The Portland Offense

John Hollinger explains how last year’s Trailblazers put together one of the best offenses in the league:

The Blazers succeeded with the unusual style that Nate McMillan imported from Seattle. His teams have a unique signature — they regularly rank among the league leaders in offensive efficiency and offensive rebound rate while simultaneously finishing among the league’s slowest-paced teams. Most people think of offensive juggernauts as wild run-and-gun outfits, but the Blazers succeeded with half-court execution and second shots much as McMillan’s outfits with the Sonics did.

Portland played the league’s second-slowest pace, averaging only 89.3 trips per side, and that both muted the players’ averages and obscured how devastating they were offensively. The Blazers were deadly efficient, averaging 110.3 points per 100 possessions — ranking second only to Phoenix in offensive efficiency. Despite a lack of brand-name players, they placed ahead of both the Lakers and Cleveland.

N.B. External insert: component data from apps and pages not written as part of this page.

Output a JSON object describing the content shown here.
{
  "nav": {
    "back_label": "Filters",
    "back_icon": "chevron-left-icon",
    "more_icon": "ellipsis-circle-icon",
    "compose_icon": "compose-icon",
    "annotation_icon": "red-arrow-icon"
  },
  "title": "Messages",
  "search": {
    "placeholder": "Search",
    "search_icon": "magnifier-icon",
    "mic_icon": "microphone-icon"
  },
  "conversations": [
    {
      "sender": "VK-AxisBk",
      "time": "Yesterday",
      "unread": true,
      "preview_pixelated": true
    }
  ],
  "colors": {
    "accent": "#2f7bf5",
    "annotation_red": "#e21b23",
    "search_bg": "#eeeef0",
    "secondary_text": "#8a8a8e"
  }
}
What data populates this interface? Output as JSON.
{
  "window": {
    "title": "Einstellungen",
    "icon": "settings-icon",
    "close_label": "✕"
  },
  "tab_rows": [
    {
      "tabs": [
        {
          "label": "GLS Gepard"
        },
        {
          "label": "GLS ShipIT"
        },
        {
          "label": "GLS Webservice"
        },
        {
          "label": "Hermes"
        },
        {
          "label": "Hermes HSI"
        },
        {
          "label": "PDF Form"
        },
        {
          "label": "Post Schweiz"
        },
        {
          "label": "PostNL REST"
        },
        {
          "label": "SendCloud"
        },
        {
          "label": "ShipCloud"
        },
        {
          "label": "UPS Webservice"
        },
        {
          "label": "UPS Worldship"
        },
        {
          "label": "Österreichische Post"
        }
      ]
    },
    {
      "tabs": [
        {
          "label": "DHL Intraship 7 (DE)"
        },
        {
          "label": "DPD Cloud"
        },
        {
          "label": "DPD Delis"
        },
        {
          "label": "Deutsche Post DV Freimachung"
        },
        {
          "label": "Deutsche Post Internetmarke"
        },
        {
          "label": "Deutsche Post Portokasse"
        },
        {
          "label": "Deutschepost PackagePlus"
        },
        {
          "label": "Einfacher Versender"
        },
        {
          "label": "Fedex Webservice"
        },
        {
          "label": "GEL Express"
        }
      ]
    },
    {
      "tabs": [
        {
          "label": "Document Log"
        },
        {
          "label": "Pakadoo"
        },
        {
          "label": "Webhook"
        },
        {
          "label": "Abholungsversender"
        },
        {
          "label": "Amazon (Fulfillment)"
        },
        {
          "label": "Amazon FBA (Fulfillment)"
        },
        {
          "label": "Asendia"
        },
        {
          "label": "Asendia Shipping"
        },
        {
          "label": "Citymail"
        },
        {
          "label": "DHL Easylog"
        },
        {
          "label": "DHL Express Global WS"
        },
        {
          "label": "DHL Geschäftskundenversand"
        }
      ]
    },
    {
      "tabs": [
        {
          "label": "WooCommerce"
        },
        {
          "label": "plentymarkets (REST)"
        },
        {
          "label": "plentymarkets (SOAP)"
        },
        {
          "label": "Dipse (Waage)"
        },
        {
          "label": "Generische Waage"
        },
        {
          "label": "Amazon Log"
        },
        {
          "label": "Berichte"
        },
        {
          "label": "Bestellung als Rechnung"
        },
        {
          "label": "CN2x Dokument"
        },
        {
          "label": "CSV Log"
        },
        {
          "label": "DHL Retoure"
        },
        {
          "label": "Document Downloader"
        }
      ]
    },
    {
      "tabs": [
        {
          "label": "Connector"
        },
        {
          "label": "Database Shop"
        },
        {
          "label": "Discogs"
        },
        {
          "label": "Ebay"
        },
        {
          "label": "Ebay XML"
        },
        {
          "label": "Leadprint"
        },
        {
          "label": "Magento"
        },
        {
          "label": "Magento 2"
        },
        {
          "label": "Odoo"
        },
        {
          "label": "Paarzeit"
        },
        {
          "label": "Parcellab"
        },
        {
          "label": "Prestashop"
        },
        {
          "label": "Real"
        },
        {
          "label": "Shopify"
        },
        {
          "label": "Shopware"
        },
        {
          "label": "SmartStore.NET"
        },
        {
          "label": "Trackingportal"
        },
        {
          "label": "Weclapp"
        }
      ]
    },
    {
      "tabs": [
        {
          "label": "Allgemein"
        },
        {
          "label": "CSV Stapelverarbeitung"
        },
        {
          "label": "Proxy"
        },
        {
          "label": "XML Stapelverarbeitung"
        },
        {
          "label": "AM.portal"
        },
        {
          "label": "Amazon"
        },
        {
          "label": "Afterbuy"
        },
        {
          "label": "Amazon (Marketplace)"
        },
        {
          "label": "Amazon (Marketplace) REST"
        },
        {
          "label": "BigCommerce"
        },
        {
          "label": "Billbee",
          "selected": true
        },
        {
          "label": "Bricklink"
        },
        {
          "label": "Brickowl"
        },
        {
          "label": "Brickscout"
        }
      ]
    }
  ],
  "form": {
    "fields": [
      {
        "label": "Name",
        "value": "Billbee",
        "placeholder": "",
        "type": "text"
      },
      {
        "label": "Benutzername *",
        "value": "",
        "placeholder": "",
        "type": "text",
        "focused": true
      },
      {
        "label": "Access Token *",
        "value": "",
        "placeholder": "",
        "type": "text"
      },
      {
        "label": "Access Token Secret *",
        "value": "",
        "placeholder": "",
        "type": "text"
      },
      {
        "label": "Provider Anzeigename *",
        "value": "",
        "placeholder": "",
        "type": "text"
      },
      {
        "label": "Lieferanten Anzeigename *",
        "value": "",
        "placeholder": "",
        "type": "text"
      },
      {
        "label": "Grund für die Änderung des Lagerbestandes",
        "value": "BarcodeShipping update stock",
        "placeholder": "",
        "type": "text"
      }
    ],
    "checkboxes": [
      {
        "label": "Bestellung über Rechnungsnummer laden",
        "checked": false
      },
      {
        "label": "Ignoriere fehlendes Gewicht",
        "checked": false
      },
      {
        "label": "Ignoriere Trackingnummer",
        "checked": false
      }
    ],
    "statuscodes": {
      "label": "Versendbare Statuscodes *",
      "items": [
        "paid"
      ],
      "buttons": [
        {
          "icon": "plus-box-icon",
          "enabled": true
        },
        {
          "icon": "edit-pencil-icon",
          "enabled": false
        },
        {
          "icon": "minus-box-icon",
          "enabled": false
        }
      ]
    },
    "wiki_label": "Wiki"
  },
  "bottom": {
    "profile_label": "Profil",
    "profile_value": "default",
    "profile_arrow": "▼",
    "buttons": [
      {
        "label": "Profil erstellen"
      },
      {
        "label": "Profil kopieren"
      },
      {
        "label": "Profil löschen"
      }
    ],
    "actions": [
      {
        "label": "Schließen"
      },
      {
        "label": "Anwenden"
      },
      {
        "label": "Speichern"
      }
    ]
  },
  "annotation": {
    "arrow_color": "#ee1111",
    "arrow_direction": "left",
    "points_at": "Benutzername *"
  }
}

People tend not to believe that Portland had a great offense last year. This is in part because the slow pace led to low per game totals, but also because of the perception that they lack effective offensive players beyond Brandon Roy. This in turn stems in part from the quirk whereby people tend to think of put-backs and such as a kind of second-class scoring. The reality, however, is that grabbing offensive rebounds that lead to easy points is a way of putting points on the board that count toward the final tally. “Believe it or not,” Hollinger writes “they did it while barely shooting better than the league average.” But the minimized turnovers and maximized offensive rebounds and that got the job done.